The red plague rid you for learning me your language!” (1.2.356-358). The passage suggests that Caliban is ungrateful to Prospero for teaching him how to speak and be civilized. It also seems that Caliban resents the fact that Prospero is in control of the island and has power over him. “This island’s mine, by Sycorax my mother, Which thou takest from me.
When thou camest first, Thou strok’dst me and madest much of me; wouldst give me Water with berries in’t: and I said, ‘My lord, She that is queen of heav’n, Fetch me hither berries.’” (1.2.359-364) The passage suggests that Caliban is not content with the way things are and wants to take back control of the island from Prospero. He also seems to resent the fact that Prospero has been kind to him.
“This is a brave thing you do, to come unto my cell and desire to speak with me. Do you so? You are a brave man indeed! Do you so?” (1.2.367-369) The passage shows that Caliban is aware of his own strength and power and knows that Prospero is at a disadvantage since he is not on his own turf. This may be why Caliban continually tries to get back at Prospero and take back control of the island.
The red plague has driven you from learning my language! I. ii. 366-368) Prospero is attempting to colonize Caliban, essentially. However, Caliban refuses to learn manners and a proper way of life as time goes on. Prospero’s efforts to “civilise” Caliban only make him more rebellious. The point at which Ariel compares and contrasts with Caliban is when he starts talking about “springs, brine pits, bogs, fens” (II. i 3141).
The two characters could not be more different, making their conversations and confrontations interesting to read. Caliban is also a victim of colonialism, similar to how Native Americans were victims of colonization in the United States. He has been reduced to nothing and his land has been taken away from him. The Tempest is an interesting play because it can be interpreted in many ways.

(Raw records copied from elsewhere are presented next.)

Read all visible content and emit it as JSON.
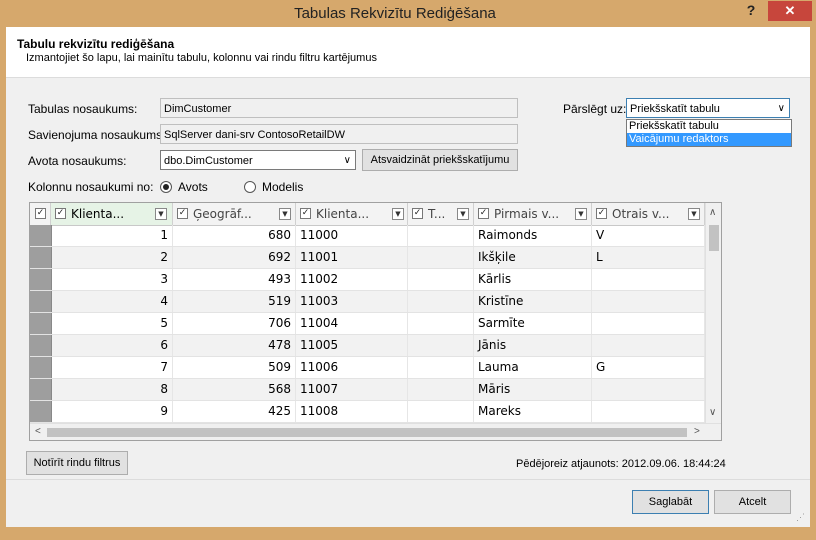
{
  "window": {
    "title": "Tabulas Rekvizītu Rediģēšana",
    "help_label": "?",
    "close_label": "✕"
  },
  "header": {
    "title": "Tabulu rekvizītu rediģēšana",
    "description": "Izmantojiet šo lapu, lai mainītu tabulu, kolonnu vai rindu filtru kartējumus"
  },
  "form": {
    "table_name_label": "Tabulas nosaukums:",
    "table_name_value": "DimCustomer",
    "connection_name_label": "Savienojuma nosaukums:",
    "connection_name_value": "SqlServer dani-srv ContosoRetailDW",
    "source_name_label": "Avota nosaukums:",
    "source_name_value": "dbo.DimCustomer",
    "refresh_preview_label": "Atsvaidzināt priekšskatījumu",
    "column_names_label": "Kolonnu nosaukumi no:",
    "radio_source_label": "Avots",
    "radio_model_label": "Modelis",
    "switch_label": "Pārslēgt uz:",
    "switch_value": "Priekšskatīt tabulu",
    "switch_options": [
      "Priekšskatīt tabulu",
      "Vaicājumu redaktors"
    ]
  },
  "grid": {
    "columns": [
      "Klienta...",
      "Ģeogrāf...",
      "Klienta...",
      "T...",
      "Pirmais v...",
      "Otrais v..."
    ],
    "rows": [
      {
        "c1": "1",
        "c2": "680",
        "c3": "11000",
        "c4": "",
        "c5": "Raimonds",
        "c6": "V"
      },
      {
        "c1": "2",
        "c2": "692",
        "c3": "11001",
        "c4": "",
        "c5": "Ikšķile",
        "c6": "L"
      },
      {
        "c1": "3",
        "c2": "493",
        "c3": "11002",
        "c4": "",
        "c5": "Kārlis",
        "c6": ""
      },
      {
        "c1": "4",
        "c2": "519",
        "c3": "11003",
        "c4": "",
        "c5": "Kristīne",
        "c6": ""
      },
      {
        "c1": "5",
        "c2": "706",
        "c3": "11004",
        "c4": "",
        "c5": "Sarmīte",
        "c6": ""
      },
      {
        "c1": "6",
        "c2": "478",
        "c3": "11005",
        "c4": "",
        "c5": "Jānis",
        "c6": ""
      },
      {
        "c1": "7",
        "c2": "509",
        "c3": "11006",
        "c4": "",
        "c5": "Lauma",
        "c6": "G"
      },
      {
        "c1": "8",
        "c2": "568",
        "c3": "11007",
        "c4": "",
        "c5": "Māris",
        "c6": ""
      },
      {
        "c1": "9",
        "c2": "425",
        "c3": "11008",
        "c4": "",
        "c5": "Mareks",
        "c6": ""
      }
    ]
  },
  "bottom": {
    "clear_filters_label": "Notīrīt rindu filtrus",
    "last_updated": "Pēdējoreiz atjaunots: 2012.09.06. 18:44:24"
  },
  "footer": {
    "save_label": "Saglabāt",
    "cancel_label": "Atcelt"
  },
  "colors": {
    "frame": "#d6a86c",
    "close": "#c7463c",
    "selection": "#3399ff"
  }
}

One way is just as a story about magic and otherworldly creatures. However, it can also be interpreted as a story about colonialism and the effects it has on people. Caliban is a character who represents the victim of colonialism. He is someone who has lost everything and been reduced to nothing. He is not given a voice throughout the play and he is constantly being talked down to by Prospero.

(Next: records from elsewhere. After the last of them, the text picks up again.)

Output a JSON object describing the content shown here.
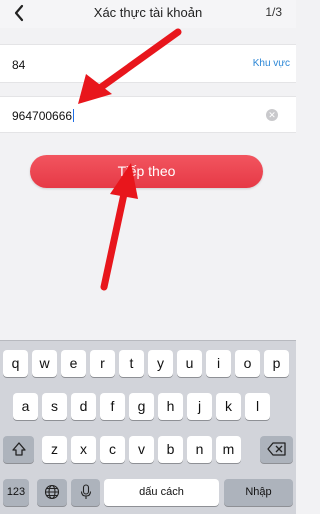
{
  "header": {
    "title": "Xác thực tài khoản",
    "step": "1/3"
  },
  "country": {
    "code": "84",
    "region_label": "Khu vực"
  },
  "phone": {
    "value": "964700666"
  },
  "next_button": {
    "label": "Tiếp theo"
  },
  "keyboard": {
    "row1": [
      "q",
      "w",
      "e",
      "r",
      "t",
      "y",
      "u",
      "i",
      "o",
      "p"
    ],
    "row2": [
      "a",
      "s",
      "d",
      "f",
      "g",
      "h",
      "j",
      "k",
      "l"
    ],
    "row3": [
      "z",
      "x",
      "c",
      "v",
      "b",
      "n",
      "m"
    ],
    "numbers_label": "123",
    "space_label": "dấu cách",
    "return_label": "Nhập"
  },
  "colors": {
    "accent": "#e63946",
    "arrow": "#e8161c",
    "link": "#2a86d6"
  }
}
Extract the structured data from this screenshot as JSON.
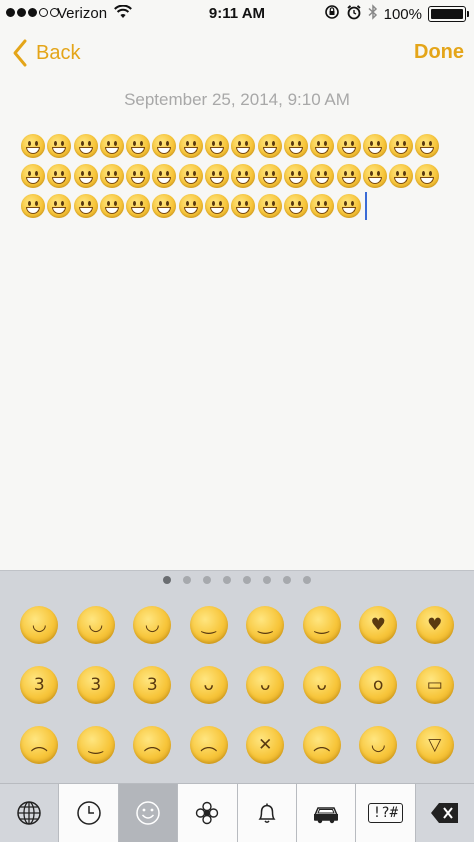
{
  "status_bar": {
    "carrier": "Verizon",
    "time": "9:11 AM",
    "battery": "100%"
  },
  "nav": {
    "back_label": "Back",
    "done_label": "Done"
  },
  "note": {
    "date": "September 25, 2014, 9:10 AM",
    "rows": [
      16,
      16,
      13
    ]
  },
  "keyboard": {
    "page_count": 8,
    "active_page": 0,
    "emoji_rows": [
      [
        "grinning-face",
        "smiley-face",
        "grin-face",
        "blush-face",
        "relaxed-face",
        "wink-face",
        "heart-eyes-face",
        "kissing-heart-face"
      ],
      [
        "kissing-closed-eyes-face",
        "kissing-face",
        "kissing-smiling-eyes-face",
        "tongue-wink-face",
        "tongue-closed-eyes-face",
        "tongue-face",
        "flushed-face",
        "grimacing-face"
      ],
      [
        "pensive-face",
        "relieved-face",
        "unamused-face",
        "disappointed-face",
        "persevere-face",
        "cry-face",
        "joy-face",
        "sob-face"
      ]
    ],
    "bottom_keys": [
      "globe-icon",
      "clock-icon",
      "smiley-icon",
      "flower-icon",
      "bell-icon",
      "car-icon",
      "symbols-icon",
      "delete-icon"
    ],
    "symbols_label": "!?#"
  },
  "colors": {
    "accent": "#e4a519",
    "caret": "#3a6bd6"
  }
}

However, Caliban does have a voice and he does speak up for himself. He is not afraid to confront Prospero and he is not afraid to stand up for what he believes in. Caliban may be seen as a villain or as a victim, depending on how you look at the play. However, he is an interesting character to read about and think about.

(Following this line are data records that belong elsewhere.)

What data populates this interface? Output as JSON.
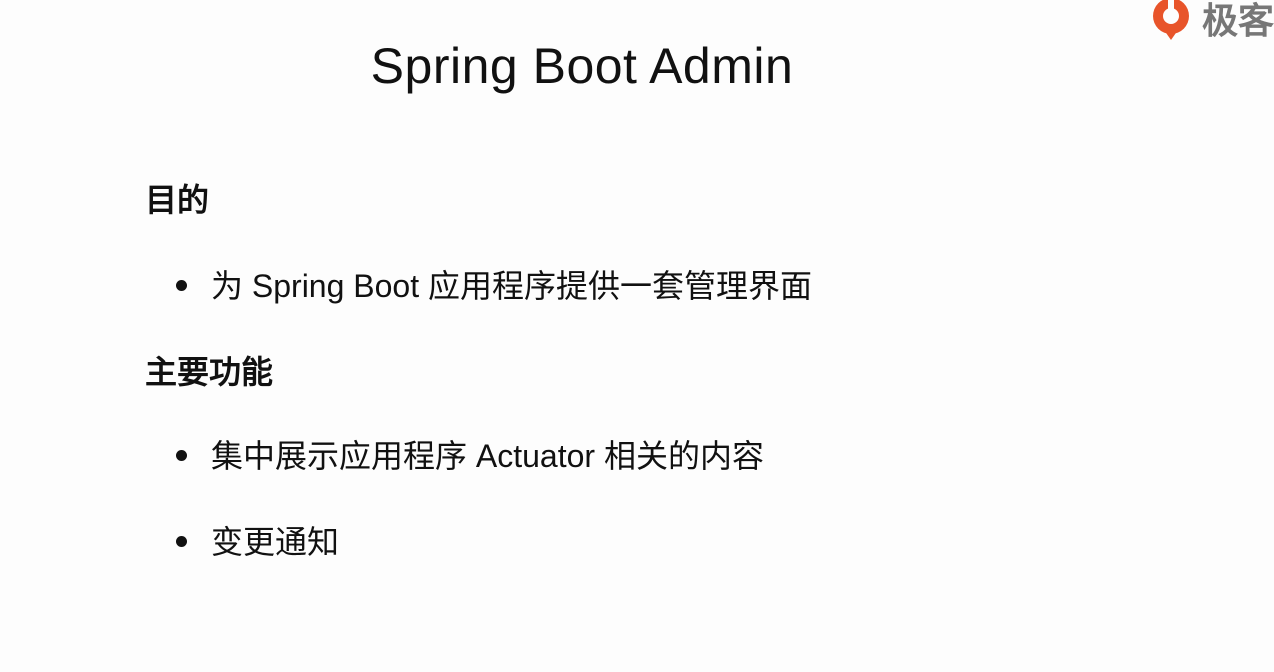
{
  "slide": {
    "title": "Spring Boot Admin",
    "sections": [
      {
        "heading": "目的",
        "bullets": [
          "为 Spring Boot 应用程序提供一套管理界面"
        ]
      },
      {
        "heading": "主要功能",
        "bullets": [
          "集中展示应用程序 Actuator 相关的内容",
          "变更通知"
        ]
      }
    ]
  },
  "logo": {
    "text": "极客",
    "icon": "geektime-logo-icon",
    "color": "#e8542a"
  },
  "colors": {
    "background": "#fdfdfd",
    "text": "#111111"
  }
}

Caliban maintains his independence and self-dignity by willingly serving Prospero, but he achieves his worth in a different way by refusing to bow before Prospero’s intimidation. Caliban also compares and contrasts with another figure, Ferdinand. They have similar interests in unraveling Miranda’s “virgin knot.” Ferdinand plans on marrying Miranda, while Caliban attempted to rape her. In his first conversation with Prospero, Caliban sorrowfully recalls how he showed him the entire island whenProspero initially arrived.
The audience sees Caliban as a savage creature, but Shakespeare also makes him a sympathetic character. The playwright allows the character to reveal his own story and show his vulnerability. The uneducated Caliban is often mocked by Prospero for his illiteracy, but Shakespeare does not allow us to forget that Caliban possesses other forms of intelligence.
The island is full of wonders that Caliban knows very well and he also has some knowledge about magic. He truly is an inhabitant of the island, which Prospero forcibly took away from him. The more we learn about Caliban, the more complicated he becomes. In the end, it’s hard to label him as purely good or evil.